He was “called upon repeatedly” for TDYs, he wrote, using government jargon for temporary duty, “including support of US president.” That reference, government officials say, is probably related to assistance with computer security or other routine assignments during presidential trips to Europe.
Snowden said he got “six months of classified technical training,” and he claimed to have served as “technical adviser to 3rd countries across the region,” presumably meaning Europe.
Evidently still in Switzerland in early 2009, Snowden referred to the United States’ aggressive high-tech spying, but with a sarcastic edge.
“We love that technology,” he wrote in a chat later published by Ars Technica. “Helps us spy on our citizens better.”
By 2010, he had switched agencies and moved to Japan to work for Dell as an NSA contractor, and he led a project to modernize the backup computer infrastructure, he said on the resume.
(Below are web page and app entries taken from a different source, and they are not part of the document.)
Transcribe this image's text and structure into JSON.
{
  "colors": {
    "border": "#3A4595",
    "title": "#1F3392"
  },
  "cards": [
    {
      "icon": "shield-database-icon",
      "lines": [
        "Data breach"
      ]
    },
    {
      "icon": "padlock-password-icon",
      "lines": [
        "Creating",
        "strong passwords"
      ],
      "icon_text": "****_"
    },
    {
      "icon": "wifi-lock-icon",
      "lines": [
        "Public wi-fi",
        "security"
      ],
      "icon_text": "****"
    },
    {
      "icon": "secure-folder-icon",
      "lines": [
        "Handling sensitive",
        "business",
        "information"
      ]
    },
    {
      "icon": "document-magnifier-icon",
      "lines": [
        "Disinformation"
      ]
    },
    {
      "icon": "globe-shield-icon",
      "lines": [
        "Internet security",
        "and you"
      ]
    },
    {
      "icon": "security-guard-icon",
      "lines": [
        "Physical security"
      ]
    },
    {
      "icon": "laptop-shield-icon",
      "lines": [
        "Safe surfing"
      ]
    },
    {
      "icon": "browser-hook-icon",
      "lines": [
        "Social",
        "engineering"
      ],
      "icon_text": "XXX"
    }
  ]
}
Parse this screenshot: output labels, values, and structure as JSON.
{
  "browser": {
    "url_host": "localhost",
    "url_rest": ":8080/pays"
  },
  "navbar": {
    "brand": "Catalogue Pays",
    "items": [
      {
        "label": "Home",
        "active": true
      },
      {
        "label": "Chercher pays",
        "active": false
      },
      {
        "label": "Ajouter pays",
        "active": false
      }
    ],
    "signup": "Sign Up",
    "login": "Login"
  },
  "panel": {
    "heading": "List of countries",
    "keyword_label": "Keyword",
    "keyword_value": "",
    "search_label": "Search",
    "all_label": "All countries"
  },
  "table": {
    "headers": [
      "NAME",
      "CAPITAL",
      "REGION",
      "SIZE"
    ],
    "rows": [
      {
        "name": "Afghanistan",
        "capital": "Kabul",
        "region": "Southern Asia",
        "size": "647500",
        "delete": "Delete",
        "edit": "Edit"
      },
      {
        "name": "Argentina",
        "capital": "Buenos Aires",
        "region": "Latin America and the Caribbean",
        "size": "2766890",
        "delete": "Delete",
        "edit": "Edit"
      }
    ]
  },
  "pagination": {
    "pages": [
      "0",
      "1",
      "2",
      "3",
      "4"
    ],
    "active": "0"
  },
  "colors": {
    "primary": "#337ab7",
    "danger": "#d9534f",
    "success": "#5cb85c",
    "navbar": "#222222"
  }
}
That year also appears to have been pivotal in his shift toward more sophisticated cybersecurity.
He gained his certification as an “ethical hacker” by studying materials that have helped tens of thousands of government and corporate security workers around the world learn how hackers gain access to systems and cover their tracks.
The program, operated by a company called EC-Council, has a code of honor that requires ethical hackers to keep private any confidential information they obtain in checking systems for vulnerabilities. Sanjay Bavisi, the company’s president, said he knew of only one person who had lost his certification for making information public.
For years, NSA officials have visited hacker gatherings to promote the agency and recruit workers. Alexander, the director, gave the keynote address a year ago at Defcon, a large hacker conference, in Las Vegas. But Snowden’s profile will now be carefully studied by intelligence officials for clues about how to hire skilled young hackers without endangering the agency’s secrets.
John R. Schindler, a former NSA official who now teaches at the Naval War College, said that the background investigation for Snowden’s security clearance was clearly flawed. “For years, NSA and now the Cyber Command have struggled with how to relate to the hacker community,” he added. “It’s obvious that some sort of arrangement to allow hackers to work for NSA and the intelligence community in a systematic way is needed.”